Report, as a bare number, how many lines of the material below contain the word "title".

--- DATA FOR THE TASK ---

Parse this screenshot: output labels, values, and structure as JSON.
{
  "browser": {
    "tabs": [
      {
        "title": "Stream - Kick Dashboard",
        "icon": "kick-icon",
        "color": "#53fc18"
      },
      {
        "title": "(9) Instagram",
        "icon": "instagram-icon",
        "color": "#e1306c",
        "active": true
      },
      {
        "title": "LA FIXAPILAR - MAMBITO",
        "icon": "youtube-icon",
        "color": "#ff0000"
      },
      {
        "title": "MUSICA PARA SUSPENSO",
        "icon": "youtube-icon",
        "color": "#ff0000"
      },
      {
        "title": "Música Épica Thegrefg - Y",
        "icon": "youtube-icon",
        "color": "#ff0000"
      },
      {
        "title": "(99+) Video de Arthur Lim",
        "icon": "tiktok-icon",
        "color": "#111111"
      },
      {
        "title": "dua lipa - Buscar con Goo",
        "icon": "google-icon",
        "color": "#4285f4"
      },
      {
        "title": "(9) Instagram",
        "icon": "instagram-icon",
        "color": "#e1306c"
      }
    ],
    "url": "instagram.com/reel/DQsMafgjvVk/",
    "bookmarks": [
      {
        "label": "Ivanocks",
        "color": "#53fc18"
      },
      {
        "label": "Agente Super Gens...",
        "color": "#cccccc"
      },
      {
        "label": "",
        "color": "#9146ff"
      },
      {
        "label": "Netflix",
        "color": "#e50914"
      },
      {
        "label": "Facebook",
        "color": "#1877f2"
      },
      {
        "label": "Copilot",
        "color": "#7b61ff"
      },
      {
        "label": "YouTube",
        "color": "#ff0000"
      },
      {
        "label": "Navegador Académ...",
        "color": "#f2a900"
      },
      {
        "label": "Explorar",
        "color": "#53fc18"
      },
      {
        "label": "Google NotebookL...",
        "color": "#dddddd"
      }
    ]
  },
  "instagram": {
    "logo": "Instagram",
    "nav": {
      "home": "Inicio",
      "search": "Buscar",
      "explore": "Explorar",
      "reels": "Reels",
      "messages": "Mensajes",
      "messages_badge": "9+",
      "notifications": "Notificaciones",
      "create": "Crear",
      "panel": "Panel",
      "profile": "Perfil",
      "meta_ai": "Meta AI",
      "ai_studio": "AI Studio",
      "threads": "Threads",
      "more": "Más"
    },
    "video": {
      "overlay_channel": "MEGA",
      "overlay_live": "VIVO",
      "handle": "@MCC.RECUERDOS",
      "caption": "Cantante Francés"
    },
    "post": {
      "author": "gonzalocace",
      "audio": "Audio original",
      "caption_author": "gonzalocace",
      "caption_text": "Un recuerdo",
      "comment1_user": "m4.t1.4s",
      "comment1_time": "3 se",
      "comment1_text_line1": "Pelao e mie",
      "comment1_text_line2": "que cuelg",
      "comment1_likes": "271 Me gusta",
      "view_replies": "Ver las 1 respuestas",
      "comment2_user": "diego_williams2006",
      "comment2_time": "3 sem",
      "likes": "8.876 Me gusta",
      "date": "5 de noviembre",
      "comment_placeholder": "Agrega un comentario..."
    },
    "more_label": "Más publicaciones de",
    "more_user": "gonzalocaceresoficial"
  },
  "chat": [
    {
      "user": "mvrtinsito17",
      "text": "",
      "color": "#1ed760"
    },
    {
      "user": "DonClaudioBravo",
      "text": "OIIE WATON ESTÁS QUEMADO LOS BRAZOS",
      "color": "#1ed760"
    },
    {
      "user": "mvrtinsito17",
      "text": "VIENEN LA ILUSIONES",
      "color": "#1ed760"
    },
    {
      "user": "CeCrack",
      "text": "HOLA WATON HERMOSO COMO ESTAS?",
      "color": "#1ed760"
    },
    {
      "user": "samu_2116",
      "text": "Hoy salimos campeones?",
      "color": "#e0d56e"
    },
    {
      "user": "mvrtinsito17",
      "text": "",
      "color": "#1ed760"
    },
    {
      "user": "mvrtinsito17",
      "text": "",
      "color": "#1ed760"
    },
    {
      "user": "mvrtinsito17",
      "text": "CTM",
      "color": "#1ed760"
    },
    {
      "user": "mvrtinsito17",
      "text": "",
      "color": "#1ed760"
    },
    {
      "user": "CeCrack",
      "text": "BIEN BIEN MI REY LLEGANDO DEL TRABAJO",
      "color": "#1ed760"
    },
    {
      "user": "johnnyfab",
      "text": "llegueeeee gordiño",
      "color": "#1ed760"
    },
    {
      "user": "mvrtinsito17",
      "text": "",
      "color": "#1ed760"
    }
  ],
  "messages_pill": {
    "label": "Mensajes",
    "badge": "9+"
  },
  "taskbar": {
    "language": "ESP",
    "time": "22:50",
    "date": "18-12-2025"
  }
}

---

ANSWER AREA →
8